The book is illustrated with B&W photos and it contains numerous interviews with prominent land speed racers. This is a great read for any LSR enthusiast and almost every car guy out there. Highly recommended.

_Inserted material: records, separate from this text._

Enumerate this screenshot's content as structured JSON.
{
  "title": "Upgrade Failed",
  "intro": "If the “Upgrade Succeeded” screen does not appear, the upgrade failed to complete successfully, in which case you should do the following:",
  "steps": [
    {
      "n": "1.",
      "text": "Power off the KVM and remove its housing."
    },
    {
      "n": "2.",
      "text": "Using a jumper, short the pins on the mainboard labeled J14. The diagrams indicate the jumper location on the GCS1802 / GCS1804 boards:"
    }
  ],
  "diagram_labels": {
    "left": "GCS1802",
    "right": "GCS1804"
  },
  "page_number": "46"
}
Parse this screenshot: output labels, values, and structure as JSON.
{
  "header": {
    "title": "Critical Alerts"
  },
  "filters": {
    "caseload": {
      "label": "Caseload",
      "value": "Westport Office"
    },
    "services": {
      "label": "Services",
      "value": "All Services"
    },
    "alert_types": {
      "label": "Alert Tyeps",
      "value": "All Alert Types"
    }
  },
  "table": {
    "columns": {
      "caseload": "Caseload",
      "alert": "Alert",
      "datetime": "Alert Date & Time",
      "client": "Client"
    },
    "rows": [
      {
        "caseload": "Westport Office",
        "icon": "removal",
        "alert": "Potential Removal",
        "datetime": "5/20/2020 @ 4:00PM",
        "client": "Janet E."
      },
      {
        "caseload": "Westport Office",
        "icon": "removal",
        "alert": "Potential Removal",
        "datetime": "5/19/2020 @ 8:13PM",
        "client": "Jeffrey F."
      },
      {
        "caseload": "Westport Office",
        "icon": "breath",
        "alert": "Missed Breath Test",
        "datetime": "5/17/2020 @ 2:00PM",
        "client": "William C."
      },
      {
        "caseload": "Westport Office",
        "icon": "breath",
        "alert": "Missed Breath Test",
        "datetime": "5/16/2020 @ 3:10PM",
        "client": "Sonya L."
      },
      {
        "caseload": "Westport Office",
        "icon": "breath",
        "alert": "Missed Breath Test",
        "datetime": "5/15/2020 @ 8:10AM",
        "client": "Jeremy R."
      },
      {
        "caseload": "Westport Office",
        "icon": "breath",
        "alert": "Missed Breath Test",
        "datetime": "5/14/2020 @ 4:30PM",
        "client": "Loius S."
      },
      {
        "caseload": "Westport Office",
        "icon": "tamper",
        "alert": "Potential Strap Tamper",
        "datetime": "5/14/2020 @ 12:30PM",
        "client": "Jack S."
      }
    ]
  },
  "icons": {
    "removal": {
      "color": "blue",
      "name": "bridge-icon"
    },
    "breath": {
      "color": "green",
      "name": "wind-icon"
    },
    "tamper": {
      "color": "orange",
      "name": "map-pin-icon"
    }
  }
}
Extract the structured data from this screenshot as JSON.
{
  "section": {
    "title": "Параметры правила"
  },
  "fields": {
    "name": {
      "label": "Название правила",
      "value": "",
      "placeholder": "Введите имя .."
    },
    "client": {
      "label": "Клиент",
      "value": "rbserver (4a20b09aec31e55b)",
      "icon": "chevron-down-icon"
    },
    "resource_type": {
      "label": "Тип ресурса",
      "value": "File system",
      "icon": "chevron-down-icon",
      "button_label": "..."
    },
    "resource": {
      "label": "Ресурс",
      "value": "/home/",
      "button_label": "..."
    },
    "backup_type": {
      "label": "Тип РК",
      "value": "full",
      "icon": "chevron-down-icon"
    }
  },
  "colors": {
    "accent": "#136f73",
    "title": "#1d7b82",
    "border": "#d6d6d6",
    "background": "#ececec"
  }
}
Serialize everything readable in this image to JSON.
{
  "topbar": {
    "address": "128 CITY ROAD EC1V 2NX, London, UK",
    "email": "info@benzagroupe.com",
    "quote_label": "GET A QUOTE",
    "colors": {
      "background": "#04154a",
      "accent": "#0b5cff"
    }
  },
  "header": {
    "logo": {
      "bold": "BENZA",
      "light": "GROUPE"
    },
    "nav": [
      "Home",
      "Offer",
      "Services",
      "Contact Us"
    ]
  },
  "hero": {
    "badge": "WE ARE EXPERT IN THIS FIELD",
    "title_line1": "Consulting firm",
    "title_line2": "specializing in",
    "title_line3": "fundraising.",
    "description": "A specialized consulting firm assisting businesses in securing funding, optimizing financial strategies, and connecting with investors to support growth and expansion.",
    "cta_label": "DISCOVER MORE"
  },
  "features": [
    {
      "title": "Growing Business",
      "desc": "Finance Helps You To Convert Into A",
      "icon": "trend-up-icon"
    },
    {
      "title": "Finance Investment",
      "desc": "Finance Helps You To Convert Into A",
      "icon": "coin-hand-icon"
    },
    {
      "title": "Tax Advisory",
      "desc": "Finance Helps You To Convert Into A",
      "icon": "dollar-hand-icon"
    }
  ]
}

Note: The car has since been fully restored by Athol's son and was recently displayed at Bonneville.
Other LSR books By Harvey Shapiro
Faster Than Sound
A history of the land speed record up through The Blue Flame
Man Against The Salt
A biography of Art Arfons
About the Author
Harvey’s journalism career began in 1958 as police reporter/sports editor for the long-defunct Grand Junction Colorado Morning Sun. Stops along the way included Colorado Springs, Springfield, Illinois, Pittsburgh Pennsylvania and Ohio Akron, Dayton, Columbus, Painesville.
He wore many hats in a career that spanned more than four decades — editor, copy editor, general assignment reporter, sportswriter, editor/publisher of his own national award-winning motor sports tabloid, “World of Speed.”
He has won more than two dozen state/national writing awards, ranging from home furnishings, features, auto racing. In 1980, his motor sports publication was named America's top auto racing magazine. In 1997, his fourth book, “Man Against The Salt,” was named top auto racing book. It is the story of three-time land speed king Art Arfons of Akron, Ohio.
Following his high school graduation in 1954, Harvey Shapiro joined the U.S. Army Reserves. He completed his eight-year obligation in 1962 with an honorable discharge. “I was too young for Korea and too old for Vietnam.”
He joined the Vietnam Veterans of America in the Fall of 1989 and has been a member ever since. A gifted lyricist, his song about his MIA, “A Simple Silver Band,” was performed live for only the second time in 2002 prior to the famed Boston Pops Summer concert on Cape Cod.
He is widely acclaimed for his landmark work 1960: Miracle at Squaw Valley, the story of how the underdog American hockey team defeated the Russians at the 1960 Olympics.
“They Called Him 'Holly,'” the story of West Point All-American Don Holleder, came out in 2008 and was his seventh published book.
Shapiro and his wife, Eileen, live in Cape Cod, Massachusetts. 'Retirement' has given him more time to work on book projects, and songwriting.